sco(o)by dooby doo: the benefits of kombucha

You keep hearing about this weird drink, right?  You've probably overheard conversations like "Where'd you get your mother from?" and "I have a scoby hotel right now!" You've probably also heard that fermented foods such as kefir and kimchi are excellent for your digestive health.  So, what the heck is all the fuss about, and why should we care?

Despite it's recent resurgence in the west, kombucha originated in China and has actually been around for thousands of years. Brewed from sweetened tea fermented by a colony of bacteria and yeast (known as the 'scoby', or 'mother'), it boasts many health benefits.  This is because the fermenting process builds friendly bacteria in the gut, which helps to fight off the growth of harmful yeasts and bacteria.  A healthy gut hosts over 100 trillion friendly bacteria which aid in the digestion and absorption of food and maintains a healthy immune system.  An unhealthy gut is overrun with the bad guys and is likely to present with digestive issues such as constipation or IBS, skin problems such as psoriasis or eczema, as well as joint problems.  Altered behaviour patterns and brain function are also signs of an unhealthy gut.  Plenty of factors contribute to unhealthy gut bacteria, such as: antibiotics, over the counter medications such as ibuprofen, chlorine in our tap water, alcohol, cigarettes, junk food and stress.  (to read more about this, see my previous post on brain and gut health.)

I know it seems counter-intuitive: it's been drilled into us that yeast and bacteria are bad for us.  However, yeast and bacteria are only harmful to us when they are imbalanced.  There is such a thing as 'commensal' (or friendly) yeast, an example off which is candida.  Candida is friendly in the sense that it lives in all of us in small amounts and aids with digestion; however, when it is overproduced, it can cause major problems. Consuming combative yeasts, such as nutritional yeast, is a great way to prevent an overgrowth of candida. So, given that kombucha is fermented with a bacteria and yeast colony, we want to be sure that we are consuming kombucha that has been brewed from a culture that is candida free, to ensure that we are benefiting from the combative qualities, rather than contributing to an overproduction of the less friendly yeasts and bacteria.  There are some brands that will explicitly say on their labels "candida free", so these are the brands to look for. Of course, the safest way is to brew your own. And, here's how you do it!

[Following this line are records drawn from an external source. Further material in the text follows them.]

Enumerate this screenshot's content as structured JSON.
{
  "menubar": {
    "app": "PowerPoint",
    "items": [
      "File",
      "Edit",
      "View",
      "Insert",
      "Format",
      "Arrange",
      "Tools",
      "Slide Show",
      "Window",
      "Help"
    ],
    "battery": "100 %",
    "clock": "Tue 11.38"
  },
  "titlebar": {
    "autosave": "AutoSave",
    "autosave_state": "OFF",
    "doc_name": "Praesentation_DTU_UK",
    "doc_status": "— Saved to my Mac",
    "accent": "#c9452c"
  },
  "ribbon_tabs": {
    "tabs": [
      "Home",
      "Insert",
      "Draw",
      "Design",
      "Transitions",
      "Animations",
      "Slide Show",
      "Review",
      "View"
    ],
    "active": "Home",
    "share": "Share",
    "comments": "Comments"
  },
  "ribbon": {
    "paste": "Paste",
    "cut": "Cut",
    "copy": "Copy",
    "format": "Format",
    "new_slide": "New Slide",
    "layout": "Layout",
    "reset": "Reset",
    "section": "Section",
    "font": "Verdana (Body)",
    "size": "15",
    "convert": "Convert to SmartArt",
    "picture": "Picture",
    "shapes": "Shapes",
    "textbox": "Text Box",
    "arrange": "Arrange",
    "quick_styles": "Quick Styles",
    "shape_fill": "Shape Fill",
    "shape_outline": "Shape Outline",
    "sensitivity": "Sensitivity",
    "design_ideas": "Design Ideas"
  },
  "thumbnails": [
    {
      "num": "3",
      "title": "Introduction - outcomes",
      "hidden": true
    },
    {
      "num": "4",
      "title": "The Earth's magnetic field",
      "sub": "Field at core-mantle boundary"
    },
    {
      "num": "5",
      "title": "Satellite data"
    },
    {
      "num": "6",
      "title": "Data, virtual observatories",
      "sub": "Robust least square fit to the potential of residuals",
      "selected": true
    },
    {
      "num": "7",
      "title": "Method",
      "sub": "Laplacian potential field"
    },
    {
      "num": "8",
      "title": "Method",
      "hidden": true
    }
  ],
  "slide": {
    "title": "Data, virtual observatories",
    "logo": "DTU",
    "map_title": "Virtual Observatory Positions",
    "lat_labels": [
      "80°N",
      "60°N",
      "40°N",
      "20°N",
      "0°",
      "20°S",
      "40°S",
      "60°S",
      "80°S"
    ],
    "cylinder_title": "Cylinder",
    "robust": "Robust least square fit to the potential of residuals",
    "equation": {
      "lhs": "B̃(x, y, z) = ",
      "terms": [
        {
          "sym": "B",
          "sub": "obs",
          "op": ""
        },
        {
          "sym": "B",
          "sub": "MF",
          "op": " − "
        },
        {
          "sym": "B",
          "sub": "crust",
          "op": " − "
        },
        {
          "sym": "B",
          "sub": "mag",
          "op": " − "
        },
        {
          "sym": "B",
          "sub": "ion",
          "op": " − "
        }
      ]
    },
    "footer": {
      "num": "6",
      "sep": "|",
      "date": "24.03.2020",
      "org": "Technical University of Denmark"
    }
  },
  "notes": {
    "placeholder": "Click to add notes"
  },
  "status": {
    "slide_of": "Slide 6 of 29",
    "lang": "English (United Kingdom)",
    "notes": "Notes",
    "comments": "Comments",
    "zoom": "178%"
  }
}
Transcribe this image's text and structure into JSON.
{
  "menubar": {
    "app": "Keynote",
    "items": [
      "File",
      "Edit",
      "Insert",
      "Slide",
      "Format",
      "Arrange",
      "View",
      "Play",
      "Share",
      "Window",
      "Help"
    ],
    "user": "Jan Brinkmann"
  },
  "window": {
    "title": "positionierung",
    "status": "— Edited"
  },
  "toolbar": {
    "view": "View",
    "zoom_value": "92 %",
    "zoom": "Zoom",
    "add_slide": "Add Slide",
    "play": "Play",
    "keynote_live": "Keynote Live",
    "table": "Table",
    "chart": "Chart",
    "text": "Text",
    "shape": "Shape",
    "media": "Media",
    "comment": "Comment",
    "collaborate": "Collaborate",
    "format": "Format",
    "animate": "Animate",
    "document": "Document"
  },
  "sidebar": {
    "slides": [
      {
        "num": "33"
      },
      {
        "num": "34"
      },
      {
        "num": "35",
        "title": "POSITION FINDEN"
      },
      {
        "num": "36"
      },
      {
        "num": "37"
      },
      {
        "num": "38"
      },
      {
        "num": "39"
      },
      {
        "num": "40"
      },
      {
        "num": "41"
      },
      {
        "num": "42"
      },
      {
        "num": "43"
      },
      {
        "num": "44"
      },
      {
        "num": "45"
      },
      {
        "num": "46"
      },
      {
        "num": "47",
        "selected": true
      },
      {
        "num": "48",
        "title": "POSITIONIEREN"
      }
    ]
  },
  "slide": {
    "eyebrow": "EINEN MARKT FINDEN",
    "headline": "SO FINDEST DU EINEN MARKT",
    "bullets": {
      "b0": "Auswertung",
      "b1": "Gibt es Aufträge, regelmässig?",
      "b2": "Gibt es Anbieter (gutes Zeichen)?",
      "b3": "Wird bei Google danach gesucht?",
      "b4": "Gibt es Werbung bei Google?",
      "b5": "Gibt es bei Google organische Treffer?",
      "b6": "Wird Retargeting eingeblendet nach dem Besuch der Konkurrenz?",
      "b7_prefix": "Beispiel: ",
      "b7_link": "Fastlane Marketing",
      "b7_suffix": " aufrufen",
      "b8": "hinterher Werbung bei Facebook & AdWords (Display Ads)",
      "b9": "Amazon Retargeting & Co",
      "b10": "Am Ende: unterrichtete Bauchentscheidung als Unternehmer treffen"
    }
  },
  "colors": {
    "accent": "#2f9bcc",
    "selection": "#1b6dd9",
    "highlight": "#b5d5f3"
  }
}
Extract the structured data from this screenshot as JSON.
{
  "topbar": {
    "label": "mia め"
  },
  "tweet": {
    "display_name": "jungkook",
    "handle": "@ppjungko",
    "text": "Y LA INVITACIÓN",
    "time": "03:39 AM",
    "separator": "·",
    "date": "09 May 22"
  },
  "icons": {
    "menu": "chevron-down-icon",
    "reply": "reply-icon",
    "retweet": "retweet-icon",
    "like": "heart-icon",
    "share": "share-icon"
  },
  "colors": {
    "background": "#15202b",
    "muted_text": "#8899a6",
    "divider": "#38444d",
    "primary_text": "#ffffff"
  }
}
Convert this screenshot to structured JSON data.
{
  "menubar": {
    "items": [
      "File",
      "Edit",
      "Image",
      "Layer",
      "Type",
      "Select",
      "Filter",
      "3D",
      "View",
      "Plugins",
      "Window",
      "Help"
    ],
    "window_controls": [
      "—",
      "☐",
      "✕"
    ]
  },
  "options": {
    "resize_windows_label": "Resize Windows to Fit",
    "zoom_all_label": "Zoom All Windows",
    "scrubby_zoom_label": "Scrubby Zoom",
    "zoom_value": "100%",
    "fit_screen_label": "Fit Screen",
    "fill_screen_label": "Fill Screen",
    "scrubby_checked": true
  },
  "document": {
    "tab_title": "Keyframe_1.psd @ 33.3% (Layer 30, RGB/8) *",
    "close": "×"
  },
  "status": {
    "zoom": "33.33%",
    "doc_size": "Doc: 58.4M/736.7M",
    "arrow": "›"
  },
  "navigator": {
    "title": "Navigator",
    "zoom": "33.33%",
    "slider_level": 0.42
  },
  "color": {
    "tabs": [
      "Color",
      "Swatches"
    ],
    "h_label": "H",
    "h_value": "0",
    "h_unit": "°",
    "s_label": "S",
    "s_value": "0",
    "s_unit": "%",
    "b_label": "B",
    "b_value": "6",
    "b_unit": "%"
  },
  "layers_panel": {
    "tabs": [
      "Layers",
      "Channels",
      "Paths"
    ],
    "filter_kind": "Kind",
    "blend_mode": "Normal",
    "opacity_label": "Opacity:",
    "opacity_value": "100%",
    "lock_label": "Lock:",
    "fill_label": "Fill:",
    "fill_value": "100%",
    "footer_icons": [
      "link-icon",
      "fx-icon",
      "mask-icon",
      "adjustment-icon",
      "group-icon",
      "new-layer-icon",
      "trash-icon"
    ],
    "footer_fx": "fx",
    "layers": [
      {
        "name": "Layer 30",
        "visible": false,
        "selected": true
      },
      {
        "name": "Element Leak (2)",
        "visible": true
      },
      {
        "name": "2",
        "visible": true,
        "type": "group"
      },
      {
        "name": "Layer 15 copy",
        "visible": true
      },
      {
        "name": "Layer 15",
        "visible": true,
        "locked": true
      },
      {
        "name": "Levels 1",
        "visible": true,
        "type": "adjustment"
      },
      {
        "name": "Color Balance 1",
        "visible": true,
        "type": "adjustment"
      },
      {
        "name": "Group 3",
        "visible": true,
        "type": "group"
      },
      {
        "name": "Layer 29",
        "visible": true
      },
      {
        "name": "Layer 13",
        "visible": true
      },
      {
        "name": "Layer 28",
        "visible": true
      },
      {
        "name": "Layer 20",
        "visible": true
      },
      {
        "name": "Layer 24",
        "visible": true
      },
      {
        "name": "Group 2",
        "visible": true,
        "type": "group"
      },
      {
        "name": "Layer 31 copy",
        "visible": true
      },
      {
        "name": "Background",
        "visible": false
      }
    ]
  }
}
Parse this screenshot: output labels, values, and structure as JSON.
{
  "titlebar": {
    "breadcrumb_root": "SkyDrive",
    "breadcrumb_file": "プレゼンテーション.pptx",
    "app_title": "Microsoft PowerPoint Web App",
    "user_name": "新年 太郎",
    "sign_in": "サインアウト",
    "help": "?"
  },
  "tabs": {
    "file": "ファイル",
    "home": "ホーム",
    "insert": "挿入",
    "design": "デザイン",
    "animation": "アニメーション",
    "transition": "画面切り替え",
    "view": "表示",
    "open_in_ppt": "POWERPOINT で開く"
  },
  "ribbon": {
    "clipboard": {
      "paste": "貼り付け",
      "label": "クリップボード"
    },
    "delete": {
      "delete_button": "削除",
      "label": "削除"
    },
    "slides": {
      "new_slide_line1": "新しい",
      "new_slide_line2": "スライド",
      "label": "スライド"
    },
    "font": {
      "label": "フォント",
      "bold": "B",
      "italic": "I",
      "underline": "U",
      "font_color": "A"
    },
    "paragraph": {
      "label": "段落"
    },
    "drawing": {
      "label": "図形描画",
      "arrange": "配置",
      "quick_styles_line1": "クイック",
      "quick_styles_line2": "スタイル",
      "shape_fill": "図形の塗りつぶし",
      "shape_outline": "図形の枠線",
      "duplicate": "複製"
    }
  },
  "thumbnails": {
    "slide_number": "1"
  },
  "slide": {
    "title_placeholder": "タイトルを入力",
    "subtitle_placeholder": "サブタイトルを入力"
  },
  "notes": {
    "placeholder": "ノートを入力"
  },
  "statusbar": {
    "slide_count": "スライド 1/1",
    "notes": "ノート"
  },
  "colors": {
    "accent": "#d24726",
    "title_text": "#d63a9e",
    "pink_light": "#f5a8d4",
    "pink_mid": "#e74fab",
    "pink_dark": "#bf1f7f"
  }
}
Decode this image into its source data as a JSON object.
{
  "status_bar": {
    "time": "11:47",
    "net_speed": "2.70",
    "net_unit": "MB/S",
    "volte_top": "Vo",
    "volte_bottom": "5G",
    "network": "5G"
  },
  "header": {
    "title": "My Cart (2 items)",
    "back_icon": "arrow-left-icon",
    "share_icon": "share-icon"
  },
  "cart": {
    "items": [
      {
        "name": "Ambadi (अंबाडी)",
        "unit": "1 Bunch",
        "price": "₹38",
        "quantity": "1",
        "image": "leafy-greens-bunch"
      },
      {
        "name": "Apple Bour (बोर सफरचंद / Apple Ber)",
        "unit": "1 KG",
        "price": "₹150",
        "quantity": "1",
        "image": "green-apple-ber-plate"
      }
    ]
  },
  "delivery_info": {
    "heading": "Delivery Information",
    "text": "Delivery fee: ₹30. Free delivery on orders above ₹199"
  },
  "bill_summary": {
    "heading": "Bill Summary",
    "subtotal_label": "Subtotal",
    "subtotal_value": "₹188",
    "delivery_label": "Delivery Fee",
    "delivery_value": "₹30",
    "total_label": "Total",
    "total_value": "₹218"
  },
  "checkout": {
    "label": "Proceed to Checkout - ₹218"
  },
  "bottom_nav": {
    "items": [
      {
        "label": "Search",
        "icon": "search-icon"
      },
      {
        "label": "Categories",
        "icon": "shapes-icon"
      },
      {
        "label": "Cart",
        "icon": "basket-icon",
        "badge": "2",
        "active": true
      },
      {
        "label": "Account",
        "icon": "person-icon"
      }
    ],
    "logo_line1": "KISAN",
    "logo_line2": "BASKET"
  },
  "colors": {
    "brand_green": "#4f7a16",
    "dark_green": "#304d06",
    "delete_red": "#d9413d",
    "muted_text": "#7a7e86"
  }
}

You'll need:

1. a litre of filtered water
2. four organic black (or green) tea bags (any black or green tea is fine to use, just be careful not to use tea that has any spices in it, as the oils will cause the kombucha to go rancid)
3. a cup of sugar (I use coconut sugar)
4. a scoby (see notes below!)
5. 1/2 a cup of kombucha from a previous batch (don't worry it's your first batch, the scoby will come in a bit of liquid and you can use that)
6. 1L mason jar for the fermenting process
7. a dishcloth and a rubber band
8. 1L airtight glass vessel to store your brewed kombucha in.

A couple of notes about the scoby.  I was lucky enough to get one from a friend. You can purchase a scoby from O5Tea on West 4th in Vancouver, an
d they're also a great resource if you have questions about brewing your kombucha.  The scoby is probably the grossest ugliest thing you'll ever lay your eyes on - it kind of looks like a giant mushroom/jellyfish.  It's the culture that makes all the magic though, so you'll get over it in no time : )

* Boil the litre of water in a large pot.  Once boiling, dissolve your cup of sugar.
* Turn the heat off, and put in your tea bags.  Brew the tea until it's cool and remove the tea bags.
* Put your scoby in your 1L mason jar adding the 1/2 cup of liquid from a previous batch, and then pour the brewed tea in.
* Cover it with a dish cloth and secure with a rubber band.  Place on counter in a cool dry place and try not to move it around.  Let it sit for 7-10 days.  You'll know it's ready by the slightly sour taste and small amount of fizz.  You'll also see that your scoby has started to grow a little mini scoby on top of it.  Congratulations, you now have your first resident of your scoby hotel!  You can either save it and use it to make subsequent batches, or spread the friendly bacteria love and give it to a friend.
* Carefully pour the liquid into your 1L airtight glass vessel, making sure you reserve a 1/2 a cup of the liquid for your next batch.  Take your scoby out and put it in a glass vessel with a bit of liquid in it as well and put it back in the fridge.  If you want to infuse your kombucha with any flavours (elderberry, ginger, rosemary), now is the time to do it.
* At this point you can either put the kombucha in the fridge and start consuming it, or keep the kombucha out of the fridge in the airtight vessel and let it sit another 7 days or so which will create more carbonation.

So, drink up and reap the benefits of better digestive health and a stronger immune system!  Suddenly that ugly scoby isn't looking so bad, is it?  If you've never drank komucha before, I recommend starting off with small amounts and working your way up.

never judge a drink by its scoby,